    14 October 1898
    Marriage Licenses
    R.M. Cullen, 29, Gum Springs, Ky.
    Ollie R. Cullen, 20, Gum Springs, Ky.

    Guy Cary, 25, Henshaw, Ky.
    Ida McMurray, 16, Henshaw, Ky.

    Amos Kuykendall, 36, Sturgis, Ky.
    Nettie Steel, 32, Sturgis, Ky.

    Copyright on text and photographs
    by Brenda Joyce Jerome, CG
    Western Kentucky Genealogy Blog

    Tuesday, April 6, 2010

    Tombstone Tuesday - Harrett Hodge

    In Memory of Mother
    Harrett Hodge
    May 9, 1865
    Feb 6, 1942

    Buried Smithland Cemetery, Smithland, Kentucky. Tombstone photographed March 2010.

    According to her death certificate, Harrett Hodge was a black female born in Birdsville, Livingston County, Kentucky. Her parents were Samuel Hodge, born in Birdsville, and Hulda Duley, born in Livingston County. Harrett is listed as the widow of Tom George.

    Saturday, April 3, 2010

    Ancestor Approved Award

    I am honored to be the recipient of the "Ancestor Approved Award" from Lori Shoemaker Hellmund of Genealogy and Me. I am supposed to list 10 things that I have learned about any of my ancestors that have surprised, humbled or enlightened me and to pass this award along to 10 other genealogy bloggers. As I blog about lots of ancestors - not just my own - I am including others' ancestors mentioned in this blog.

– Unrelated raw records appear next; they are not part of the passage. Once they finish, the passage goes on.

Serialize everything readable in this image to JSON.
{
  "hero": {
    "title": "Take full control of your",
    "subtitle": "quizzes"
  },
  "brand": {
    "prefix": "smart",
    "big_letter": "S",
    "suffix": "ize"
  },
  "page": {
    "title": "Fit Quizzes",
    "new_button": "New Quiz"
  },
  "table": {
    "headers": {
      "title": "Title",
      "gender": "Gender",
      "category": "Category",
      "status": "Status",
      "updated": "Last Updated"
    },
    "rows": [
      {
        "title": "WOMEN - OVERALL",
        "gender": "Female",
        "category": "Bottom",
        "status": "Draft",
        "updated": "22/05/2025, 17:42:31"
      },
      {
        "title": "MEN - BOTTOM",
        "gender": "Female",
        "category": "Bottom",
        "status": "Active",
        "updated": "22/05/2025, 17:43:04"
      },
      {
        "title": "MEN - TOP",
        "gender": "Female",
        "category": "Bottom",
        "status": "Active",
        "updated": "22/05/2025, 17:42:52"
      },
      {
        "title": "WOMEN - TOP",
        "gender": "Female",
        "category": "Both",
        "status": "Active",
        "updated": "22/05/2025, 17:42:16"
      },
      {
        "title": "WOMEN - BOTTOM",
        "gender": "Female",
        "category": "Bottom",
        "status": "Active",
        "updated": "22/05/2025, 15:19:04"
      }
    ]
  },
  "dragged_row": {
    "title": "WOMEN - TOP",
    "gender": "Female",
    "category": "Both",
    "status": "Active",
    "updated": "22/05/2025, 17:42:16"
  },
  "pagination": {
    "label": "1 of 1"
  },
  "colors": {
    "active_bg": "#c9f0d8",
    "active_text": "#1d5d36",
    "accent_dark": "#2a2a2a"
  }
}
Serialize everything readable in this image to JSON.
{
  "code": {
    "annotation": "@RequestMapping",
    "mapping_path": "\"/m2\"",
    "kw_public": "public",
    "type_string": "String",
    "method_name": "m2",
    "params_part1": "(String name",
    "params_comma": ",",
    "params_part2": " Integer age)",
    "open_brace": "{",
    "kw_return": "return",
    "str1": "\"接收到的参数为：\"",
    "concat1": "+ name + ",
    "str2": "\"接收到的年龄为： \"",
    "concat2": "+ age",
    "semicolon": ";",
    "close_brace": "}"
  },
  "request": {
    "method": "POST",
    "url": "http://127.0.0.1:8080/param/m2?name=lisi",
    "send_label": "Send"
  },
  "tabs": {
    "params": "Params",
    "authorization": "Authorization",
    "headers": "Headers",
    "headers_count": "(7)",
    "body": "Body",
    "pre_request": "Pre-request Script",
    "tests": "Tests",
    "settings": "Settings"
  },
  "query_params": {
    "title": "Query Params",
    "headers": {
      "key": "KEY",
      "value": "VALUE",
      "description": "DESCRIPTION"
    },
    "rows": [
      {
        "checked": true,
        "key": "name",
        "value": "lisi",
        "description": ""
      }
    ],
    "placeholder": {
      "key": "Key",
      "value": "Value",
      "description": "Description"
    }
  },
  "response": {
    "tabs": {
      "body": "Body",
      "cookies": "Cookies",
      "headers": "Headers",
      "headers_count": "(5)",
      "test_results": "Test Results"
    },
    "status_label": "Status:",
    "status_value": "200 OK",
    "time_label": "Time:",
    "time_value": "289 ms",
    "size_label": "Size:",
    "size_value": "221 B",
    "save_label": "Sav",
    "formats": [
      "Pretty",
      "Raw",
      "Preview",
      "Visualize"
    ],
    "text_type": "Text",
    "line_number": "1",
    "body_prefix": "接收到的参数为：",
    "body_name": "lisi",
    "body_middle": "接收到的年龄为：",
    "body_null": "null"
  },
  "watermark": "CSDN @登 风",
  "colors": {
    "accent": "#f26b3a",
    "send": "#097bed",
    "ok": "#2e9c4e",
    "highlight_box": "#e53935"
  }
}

    Surprised by

  • The siblings of my great-grandmother, Mary Ann Wolstenholme, who did not drown in the Great Galveston Hurricane of 1900 and, in fact, lived to old age in West Tennessee.

  • The magnificent tombstones from the first half of the 19th century that still survive in the old cemeteries in western Kentucky. These tombstones represent a variety of materials, artwork and engraving styles, often providing clues to information on the deceased.

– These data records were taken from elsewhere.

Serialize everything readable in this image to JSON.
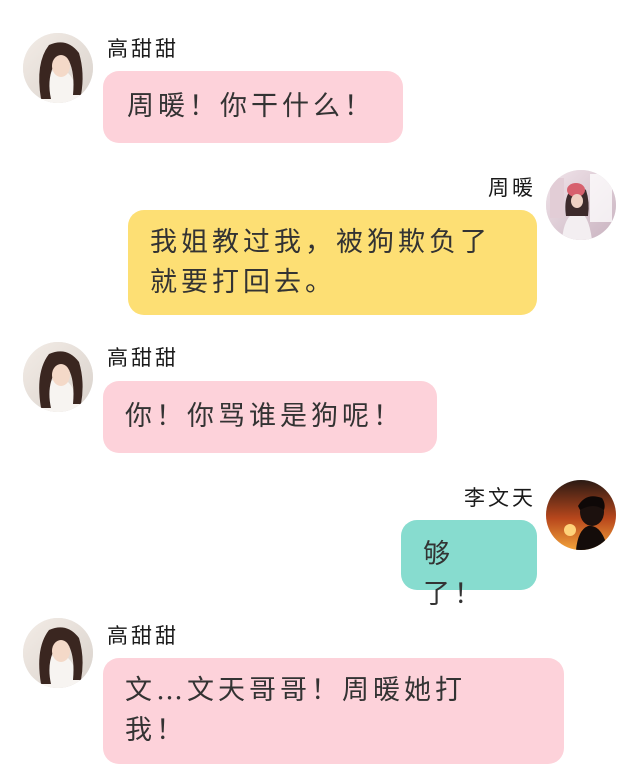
{
  "conversation": {
    "messages": [
      {
        "sender": "高甜甜",
        "side": "left",
        "avatar": "girl-portrait-avatar",
        "text": "周暖！你干什么！",
        "bubble_color": "#fdd2da"
      },
      {
        "sender": "周暖",
        "side": "right",
        "avatar": "girl-in-room-avatar",
        "text": "我姐教过我，被狗欺负了就要打回去。",
        "bubble_color": "#fddf74"
      },
      {
        "sender": "高甜甜",
        "side": "left",
        "avatar": "girl-portrait-avatar",
        "text": "你！你骂谁是狗呢！",
        "bubble_color": "#fdd2da"
      },
      {
        "sender": "李文天",
        "side": "right",
        "avatar": "boy-sunset-avatar",
        "text": "够了！",
        "bubble_color": "#87dccf"
      },
      {
        "sender": "高甜甜",
        "side": "left",
        "avatar": "girl-portrait-avatar",
        "text": "文…文天哥哥！周暖她打我！",
        "bubble_color": "#fdd2da"
      }
    ]
  }
}
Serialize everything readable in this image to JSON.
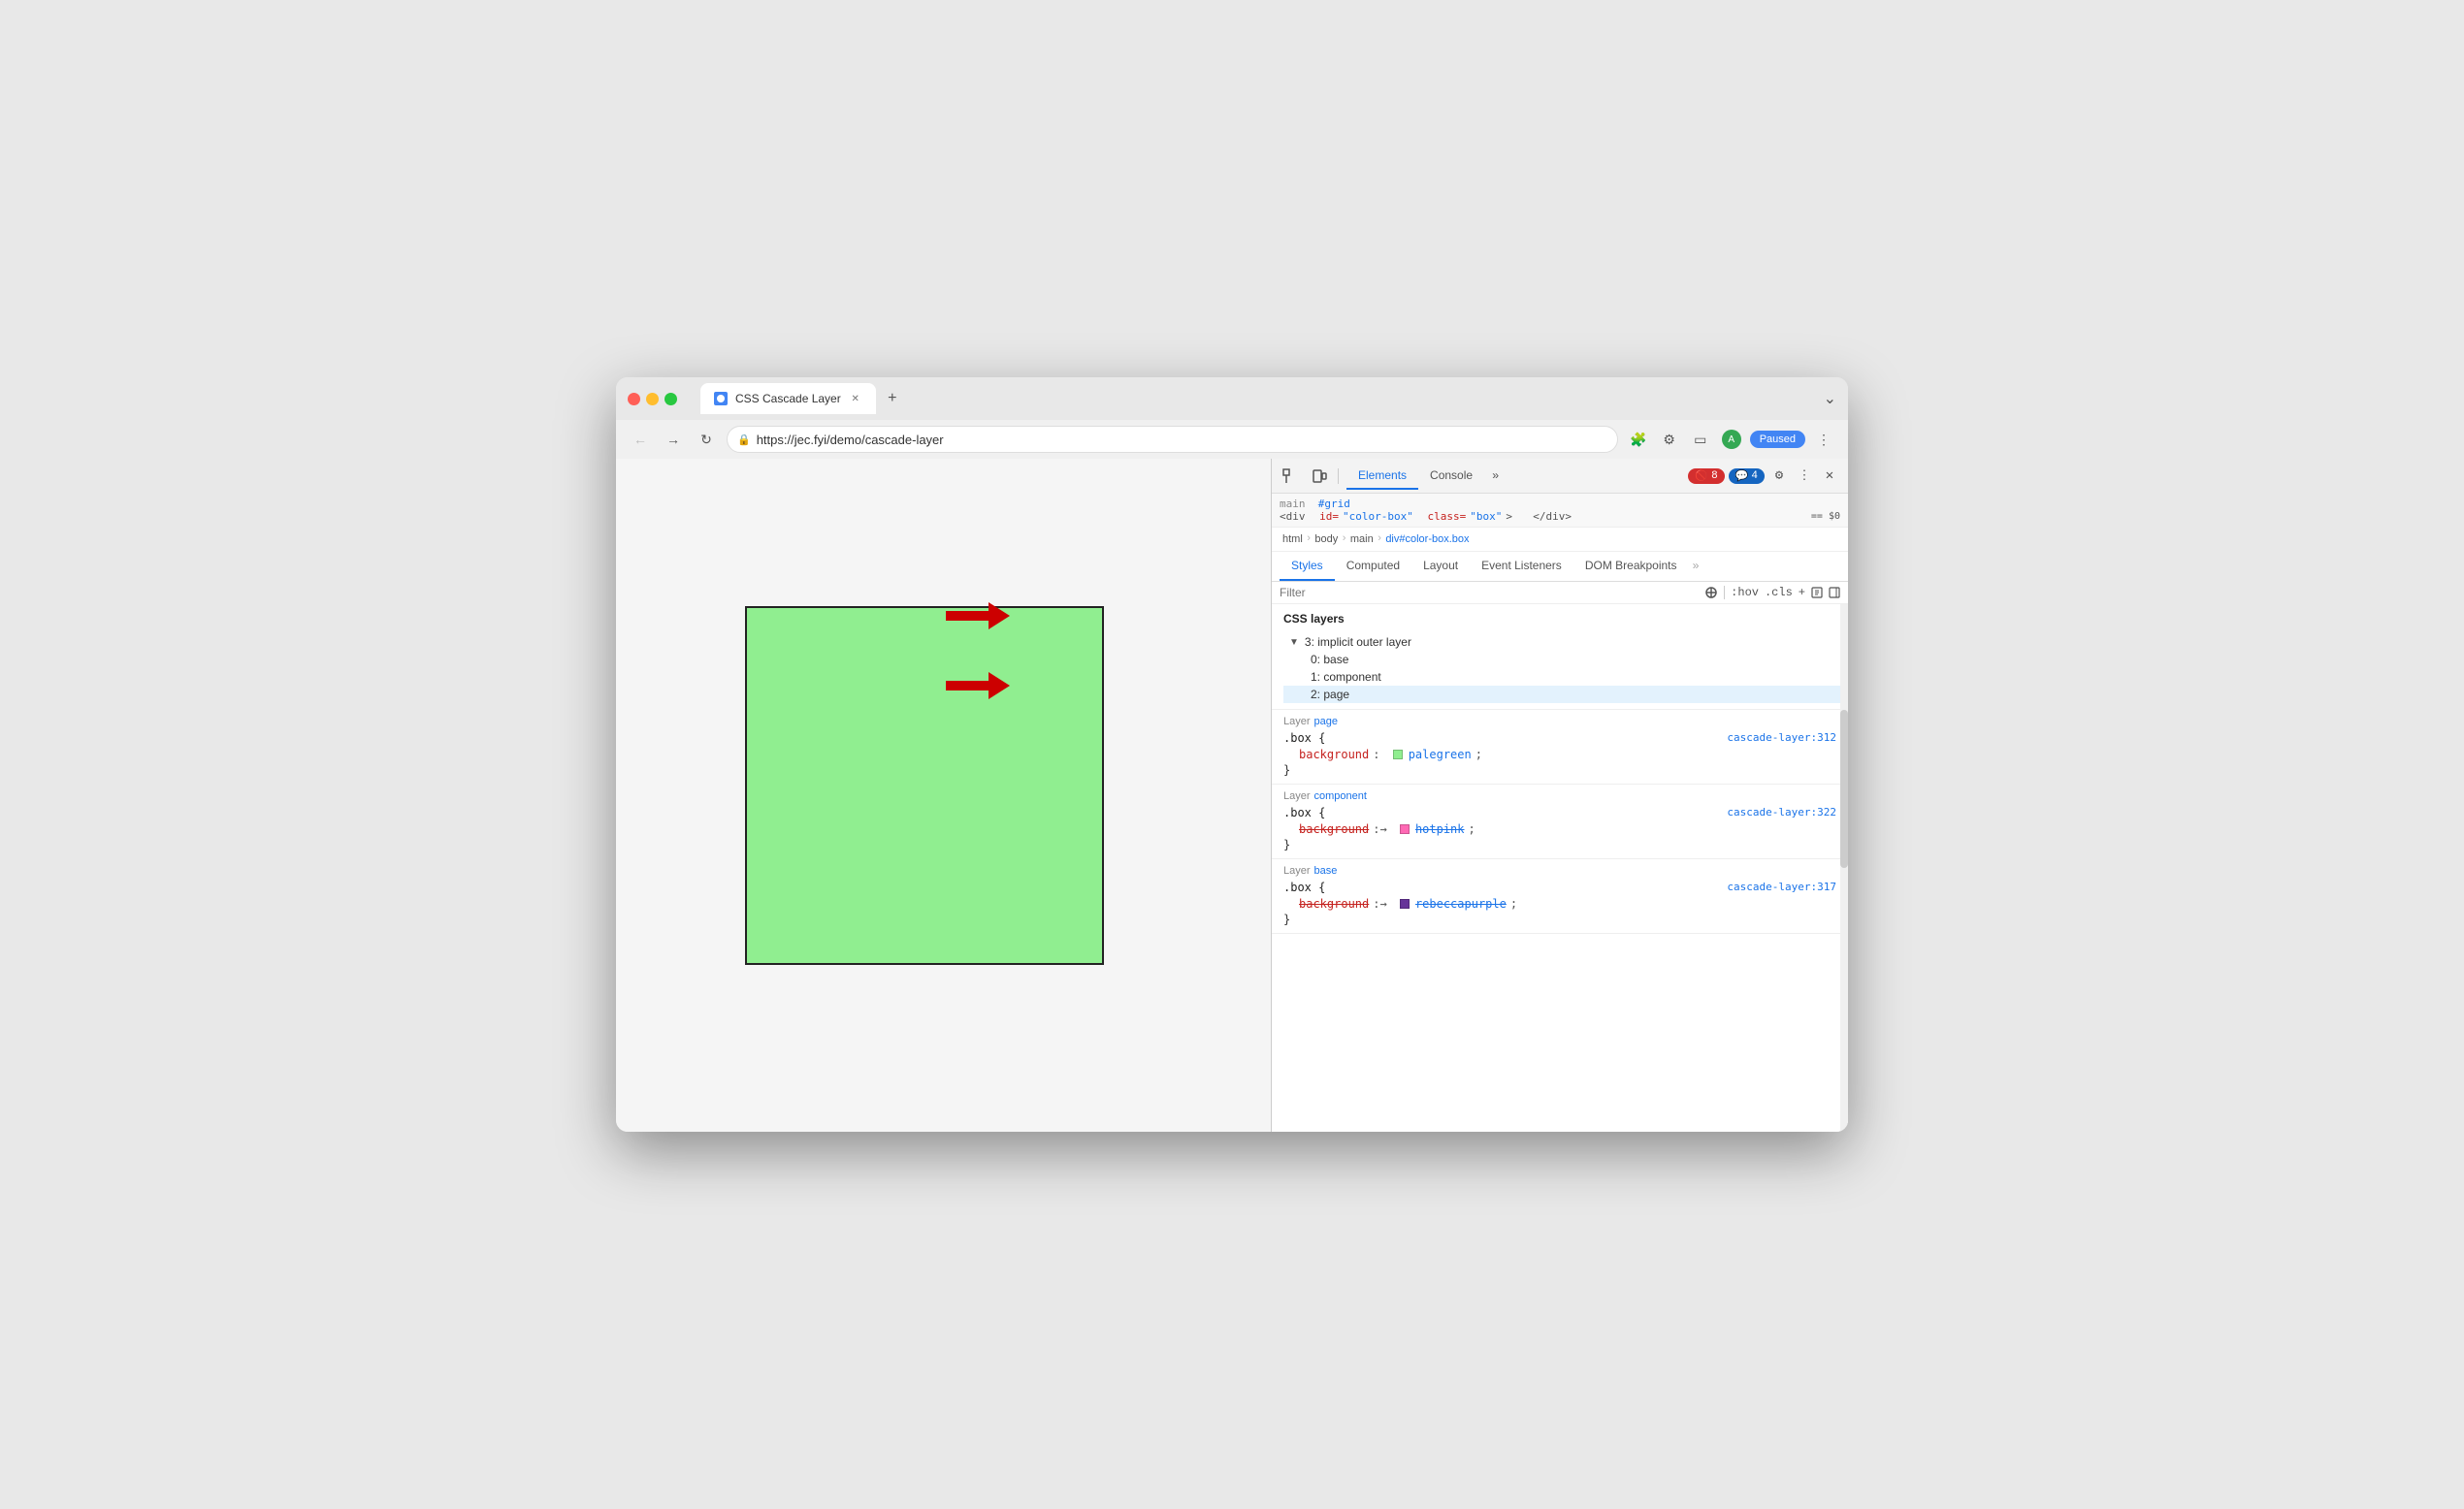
{
  "browser": {
    "title": "CSS Cascade Layer",
    "url": "https://jec.fyi/demo/cascade-layer",
    "tab_label": "CSS Cascade Layer",
    "paused_label": "Paused"
  },
  "devtools": {
    "tabs": [
      "Elements",
      "Console"
    ],
    "active_tab": "Elements",
    "error_count": "8",
    "warn_count": "4",
    "style_tabs": [
      "Styles",
      "Computed",
      "Layout",
      "Event Listeners",
      "DOM Breakpoints"
    ],
    "active_style_tab": "Styles",
    "filter_placeholder": "Filter",
    "pseudo_classes": ":hov",
    "class_label": ".cls"
  },
  "dom": {
    "parent_path": "main  #grid",
    "selected_element": "<div id=\"color-box\" class=\"box\">  </div>  == $0",
    "breadcrumb": [
      "html",
      "body",
      "main",
      "div#color-box.box"
    ]
  },
  "css_layers": {
    "header": "CSS layers",
    "items": [
      {
        "label": "3: implicit outer layer",
        "level": 0,
        "toggle": "▼"
      },
      {
        "label": "0: base",
        "level": 1
      },
      {
        "label": "1: component",
        "level": 1
      },
      {
        "label": "2: page",
        "level": 1,
        "selected": true
      }
    ]
  },
  "style_rules": [
    {
      "layer": "Layer",
      "layer_name": "page",
      "selector": ".box {",
      "source": "cascade-layer:312",
      "properties": [
        {
          "name": "background",
          "value": "palegreen",
          "color": "#90ee90",
          "struck": false
        }
      ]
    },
    {
      "layer": "Layer",
      "layer_name": "component",
      "selector": ".box {",
      "source": "cascade-layer:322",
      "properties": [
        {
          "name": "background",
          "value": "hotpink",
          "color": "#ff69b4",
          "struck": true
        }
      ]
    },
    {
      "layer": "Layer",
      "layer_name": "base",
      "selector": ".box {",
      "source": "cascade-layer:317",
      "properties": [
        {
          "name": "background",
          "value": "rebeccapurple",
          "color": "#663399",
          "struck": true
        }
      ]
    }
  ],
  "arrows": [
    {
      "id": "arrow-layers",
      "label": "points to CSS layers"
    },
    {
      "id": "arrow-layer-page",
      "label": "points to Layer page"
    }
  ]
}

  • Smithland, Kentucky, which seemed to have had an inordinate number of murders during the 1830s and 1840s and several of them involved physicians.

  • Humbled by

  • The courage and fortitude of every female who became a widow at a young age and supported a houseful of children and instructed them in such a manner that they became solid, productive citizens.

  • The business acumen of women like Florence Littlefield, Sarah Drew and Sarah Jane Barner, who, as single women, became moneylenders, bought and sold land, achieving financial independence during the era when women were heavily dependent upon men.

  • The public service to citizens of Caldwell, Livingston and Henderson counties provided by members of the Dallam family. They truly understood the meaning of being public servants.

  • The many readers who have taken the time to express their appreciation for the content of this blog. It is very humbling and truly heartwarming.

  • Enlightened by

  • The many steamboat captains and clerks who settled in Smithland, Kentucky and later migrated to my area of southern Indiana. Among these river men were Capt. Joshua V. Throop and Capt. Napoleon B. Hayward.

  • The 1840 Livingston County federal census, which identifies 98 persons of color - many more than I would have thought.

  • The extent of interest in genealogy, which has grown rapidly the past few years and in diverse fields - from forensic genealogy to digitizing records to blogging. There is a place for everyone!

  • Copyright on text and photographs
    by Brenda Joyce Jerome, CG
    Western Kentucky Genealogy Blog

    Friday, April 2, 2010

    Rediscovering America's First Frontier

    Join genealogists and family historians as they gather for the 2010 Federation of Genealogical Societies Conference, co-sponsored with the East Tennessee Historical Society and the Kentucky Historical Society at the Knoxville Convention Center in Knoxville, Tennessee 18-21 August 2010.

    This conference offers many lectures and events of special interest to Kentucky researchers. Among the list of lectures are the following: The Manuscript Collections at the Kentucky Historical Society, Overview of the Land Patenting Process in Kentucky by Kandie Adkinson of the Kentucky Land Office, Comings and Goings: Kentucky's Immigration and Emigration History, Union Draft Records from Kentucky and Tennessee and Trail of Tears: Cherokee Migrations from North Carolina, Tennessee and Georgia. There are sure to be a number of lectures and events to please everyone.

    It is wise to make hotel reservations now. Conference hotels usually fill up quickly. For more information on the conference, check FGS